November 2002
Volume 2, Issue 7
Vision Sciences Society Annual Meeting Abstract  |   November 2002
The M100: Face categorization begins within 100 ms of stimulus presentation
Author Affiliations
  • Jia Liu
    MIT, USA
Journal of Vision November 2002, Vol.2, 611. doi:10.1167/2.7.611
  • Views
  • Share
  • Tools
    • Alerts
      This feature is available to authenticated users only.
      Sign In or Create an Account ×
    • Get Citation

      Jia Liu, Alison Harris, Nancy Kanwisher; The M100: Face categorization begins within 100 ms of stimulus presentation. Journal of Vision 2002;2(7):611. doi: 10.1167/2.7.611.

      Download citation file:

      © ARVO (1962-2015); The Authors (2016-present)

  • Supplements

Human visual object recognition is thought to begin within 150-170 ms of stimulus onset. Here we used magnetoencephalography (MEG) to show that recognition begins substantially earlier: by 100 ms after stimulus onset MEG responses over occipitotemporal sensors are significantly higher to faces than to nonface control stimuli. The amplitude of this “M100” response is higher when a degraded face stimulus is correctly categorized as a face than when the same stimulus is incorrectly categorized, showing that the M100 reflects not simply the low-level visual features present in the stimulus, but the perceptual experience of the subject. Furthermore, the magnitude of the M100 is not correlated with correct identification of a specific face, although the magnitude of the later face-selective M170 is. Thus, categorizing a stimulus as a face apparently begins substantially earlier than identifying a specific face. More generally, by sharply reducing current estimates of the earliest latency of stimulus categorization, our findings place powerful new empirical constraints on theories of human visual recognition.

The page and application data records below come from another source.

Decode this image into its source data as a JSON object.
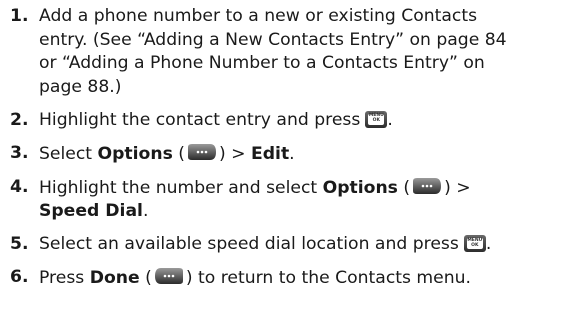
{
  "steps": [
    {
      "number": "1.",
      "lines": [
        "Add a phone number to a new or existing Contacts",
        "entry. (See “Adding a New Contacts Entry” on page 84",
        "or “Adding a Phone Number to a Contacts Entry” on",
        "page 88.)"
      ]
    },
    {
      "number": "2.",
      "text": "Highlight the contact entry and press",
      "after": "."
    },
    {
      "number": "3.",
      "prefix": "Select ",
      "options_label": "Options",
      "open_paren": " (",
      "close_paren": ") > ",
      "edit_label": "Edit",
      "end": "."
    },
    {
      "number": "4.",
      "prefix": "Highlight the number and select ",
      "options_label": "Options",
      "open_paren": " (",
      "close_paren": ") >",
      "speed_dial_label": "Speed Dial",
      "end": "."
    },
    {
      "number": "5.",
      "text": "Select an available speed dial location and press",
      "after": "."
    },
    {
      "number": "6.",
      "prefix": "Press ",
      "done_label": "Done",
      "open_paren": " (",
      "close_paren": ") to return to the Contacts menu."
    }
  ],
  "keys": {
    "menu_ok_line1": "MENU",
    "menu_ok_line2": "OK"
  },
  "colors": {
    "text": "#1a1a1a",
    "key_dark": "#2c2c2c",
    "key_light": "#8a8a8a"
  }
}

Liu, J., Harris, A., Kanwisher, N.(2002). The M100: Face categorization begins within 100 ms of stimulus presentation [Abstract]. Journal of Vision, 2( 7): 611, 611a,, doi:10.1167/2.7.611. [CrossRef]
 Supported by: Reed Fund and NEI grant EY13455 to N. Kanwisher

This PDF is available to Subscribers Only

Sign in or purchase a subscription to access this content. ×

You must be signed into an individual account to use this feature.